Task to carry out -
The complete set of records below must be repeated precisely as given.
╭─ Records shown
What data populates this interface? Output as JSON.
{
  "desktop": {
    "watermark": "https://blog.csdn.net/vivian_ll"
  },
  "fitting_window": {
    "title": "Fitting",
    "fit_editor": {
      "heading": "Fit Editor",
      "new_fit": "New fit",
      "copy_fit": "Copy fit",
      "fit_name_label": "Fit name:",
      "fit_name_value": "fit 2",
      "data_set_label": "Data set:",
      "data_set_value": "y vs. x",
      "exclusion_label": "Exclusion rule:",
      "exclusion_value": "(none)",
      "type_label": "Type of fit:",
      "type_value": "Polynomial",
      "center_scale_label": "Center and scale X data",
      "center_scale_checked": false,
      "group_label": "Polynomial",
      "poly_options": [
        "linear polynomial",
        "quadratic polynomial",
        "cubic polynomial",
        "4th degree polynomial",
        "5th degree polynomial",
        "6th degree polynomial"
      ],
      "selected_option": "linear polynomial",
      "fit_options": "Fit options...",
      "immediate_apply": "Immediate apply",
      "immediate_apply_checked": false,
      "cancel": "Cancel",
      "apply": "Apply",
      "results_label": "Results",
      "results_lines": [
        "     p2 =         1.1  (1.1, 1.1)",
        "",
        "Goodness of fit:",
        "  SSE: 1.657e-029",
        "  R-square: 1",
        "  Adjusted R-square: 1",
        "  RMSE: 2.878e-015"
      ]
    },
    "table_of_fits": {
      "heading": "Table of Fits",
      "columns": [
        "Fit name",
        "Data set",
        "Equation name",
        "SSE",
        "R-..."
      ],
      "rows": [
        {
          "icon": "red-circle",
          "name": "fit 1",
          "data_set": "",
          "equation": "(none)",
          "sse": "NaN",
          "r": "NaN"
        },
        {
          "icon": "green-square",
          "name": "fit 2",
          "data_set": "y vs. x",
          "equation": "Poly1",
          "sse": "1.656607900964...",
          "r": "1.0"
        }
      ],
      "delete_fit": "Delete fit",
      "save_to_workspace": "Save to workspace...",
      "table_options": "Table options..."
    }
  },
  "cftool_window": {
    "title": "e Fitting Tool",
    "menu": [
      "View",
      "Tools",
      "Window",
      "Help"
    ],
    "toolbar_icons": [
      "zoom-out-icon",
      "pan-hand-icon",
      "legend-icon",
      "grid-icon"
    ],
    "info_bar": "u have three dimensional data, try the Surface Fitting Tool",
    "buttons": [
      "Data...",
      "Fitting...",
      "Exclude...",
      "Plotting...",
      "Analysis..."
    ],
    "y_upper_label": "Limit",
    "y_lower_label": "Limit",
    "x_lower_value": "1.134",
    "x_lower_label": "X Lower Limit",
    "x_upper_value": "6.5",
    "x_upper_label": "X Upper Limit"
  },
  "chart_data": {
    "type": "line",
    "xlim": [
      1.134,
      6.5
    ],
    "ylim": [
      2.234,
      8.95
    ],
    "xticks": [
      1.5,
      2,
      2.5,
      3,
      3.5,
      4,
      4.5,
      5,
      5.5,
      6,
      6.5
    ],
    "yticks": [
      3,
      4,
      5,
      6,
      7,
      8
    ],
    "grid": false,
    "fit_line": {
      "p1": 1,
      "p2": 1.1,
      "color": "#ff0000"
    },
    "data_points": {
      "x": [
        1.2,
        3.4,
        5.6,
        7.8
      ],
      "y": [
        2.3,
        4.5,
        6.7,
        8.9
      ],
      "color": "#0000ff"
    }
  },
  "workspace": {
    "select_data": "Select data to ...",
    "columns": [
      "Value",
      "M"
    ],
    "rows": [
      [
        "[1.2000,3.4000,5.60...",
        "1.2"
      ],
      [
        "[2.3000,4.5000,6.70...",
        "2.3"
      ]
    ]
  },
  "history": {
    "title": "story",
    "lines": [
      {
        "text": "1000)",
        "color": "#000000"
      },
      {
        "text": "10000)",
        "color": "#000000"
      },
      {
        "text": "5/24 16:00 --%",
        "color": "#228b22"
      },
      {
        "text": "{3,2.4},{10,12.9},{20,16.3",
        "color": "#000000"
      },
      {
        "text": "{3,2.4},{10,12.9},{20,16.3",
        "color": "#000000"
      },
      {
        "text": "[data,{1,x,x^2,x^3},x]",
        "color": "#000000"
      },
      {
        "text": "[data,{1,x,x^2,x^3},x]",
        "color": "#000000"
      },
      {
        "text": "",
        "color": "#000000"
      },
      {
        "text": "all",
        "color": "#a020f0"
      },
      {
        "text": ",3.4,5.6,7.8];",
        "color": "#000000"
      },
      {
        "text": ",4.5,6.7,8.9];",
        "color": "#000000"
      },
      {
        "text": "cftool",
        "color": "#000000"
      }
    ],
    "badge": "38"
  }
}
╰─
Answer for this exercise -
What data populates this interface? Output as JSON.
{
  "desktop": {
    "watermark": "https://blog.csdn.net/vivian_ll"
  },
  "fitting_window": {
    "title": "Fitting",
    "fit_editor": {
      "heading": "Fit Editor",
      "new_fit": "New fit",
      "copy_fit": "Copy fit",
      "fit_name_label": "Fit name:",
      "fit_name_value": "fit 2",
      "data_set_label": "Data set:",
      "data_set_value": "y vs. x",
      "exclusion_label": "Exclusion rule:",
      "exclusion_value": "(none)",
      "type_label": "Type of fit:",
      "type_value": "Polynomial",
      "center_scale_label": "Center and scale X data",
      "center_scale_checked": false,
      "group_label": "Polynomial",
      "poly_options": [
        "linear polynomial",
        "quadratic polynomial",
        "cubic polynomial",
        "4th degree polynomial",
        "5th degree polynomial",
        "6th degree polynomial"
      ],
      "selected_option": "linear polynomial",
      "fit_options": "Fit options...",
      "immediate_apply": "Immediate apply",
      "immediate_apply_checked": false,
      "cancel": "Cancel",
      "apply": "Apply",
      "results_label": "Results",
      "results_lines": [
        "     p2 =         1.1  (1.1, 1.1)",
        "",
        "Goodness of fit:",
        "  SSE: 1.657e-029",
        "  R-square: 1",
        "  Adjusted R-square: 1",
        "  RMSE: 2.878e-015"
      ]
    },
    "table_of_fits": {
      "heading": "Table of Fits",
      "columns": [
        "Fit name",
        "Data set",
        "Equation name",
        "SSE",
        "R-..."
      ],
      "rows": [
        {
          "icon": "red-circle",
          "name": "fit 1",
          "data_set": "",
          "equation": "(none)",
          "sse": "NaN",
          "r": "NaN"
        },
        {
          "icon": "green-square",
          "name": "fit 2",
          "data_set": "y vs. x",
          "equation": "Poly1",
          "sse": "1.656607900964...",
          "r": "1.0"
        }
      ],
      "delete_fit": "Delete fit",
      "save_to_workspace": "Save to workspace...",
      "table_options": "Table options..."
    }
  },
  "cftool_window": {
    "title": "e Fitting Tool",
    "menu": [
      "View",
      "Tools",
      "Window",
      "Help"
    ],
    "toolbar_icons": [
      "zoom-out-icon",
      "pan-hand-icon",
      "legend-icon",
      "grid-icon"
    ],
    "info_bar": "u have three dimensional data, try the Surface Fitting Tool",
    "buttons": [
      "Data...",
      "Fitting...",
      "Exclude...",
      "Plotting...",
      "Analysis..."
    ],
    "y_upper_label": "Limit",
    "y_lower_label": "Limit",
    "x_lower_value": "1.134",
    "x_lower_label": "X Lower Limit",
    "x_upper_value": "6.5",
    "x_upper_label": "X Upper Limit"
  },
  "chart_data": {
    "type": "line",
    "xlim": [
      1.134,
      6.5
    ],
    "ylim": [
      2.234,
      8.95
    ],
    "xticks": [
      1.5,
      2,
      2.5,
      3,
      3.5,
      4,
      4.5,
      5,
      5.5,
      6,
      6.5
    ],
    "yticks": [
      3,
      4,
      5,
      6,
      7,
      8
    ],
    "grid": false,
    "fit_line": {
      "p1": 1,
      "p2": 1.1,
      "color": "#ff0000"
    },
    "data_points": {
      "x": [
        1.2,
        3.4,
        5.6,
        7.8
      ],
      "y": [
        2.3,
        4.5,
        6.7,
        8.9
      ],
      "color": "#0000ff"
    }
  },
  "workspace": {
    "select_data": "Select data to ...",
    "columns": [
      "Value",
      "M"
    ],
    "rows": [
      [
        "[1.2000,3.4000,5.60...",
        "1.2"
      ],
      [
        "[2.3000,4.5000,6.70...",
        "2.3"
      ]
    ]
  },
  "history": {
    "title": "story",
    "lines": [
      {
        "text": "1000)",
        "color": "#000000"
      },
      {
        "text": "10000)",
        "color": "#000000"
      },
      {
        "text": "5/24 16:00 --%",
        "color": "#228b22"
      },
      {
        "text": "{3,2.4},{10,12.9},{20,16.3",
        "color": "#000000"
      },
      {
        "text": "{3,2.4},{10,12.9},{20,16.3",
        "color": "#000000"
      },
      {
        "text": "[data,{1,x,x^2,x^3},x]",
        "color": "#000000"
      },
      {
        "text": "[data,{1,x,x^2,x^3},x]",
        "color": "#000000"
      },
      {
        "text": "",
        "color": "#000000"
      },
      {
        "text": "all",
        "color": "#a020f0"
      },
      {
        "text": ",3.4,5.6,7.8];",
        "color": "#000000"
      },
      {
        "text": ",4.5,6.7,8.9];",
        "color": "#000000"
      },
      {
        "text": "cftool",
        "color": "#000000"
      }
    ],
    "badge": "38"
  }
}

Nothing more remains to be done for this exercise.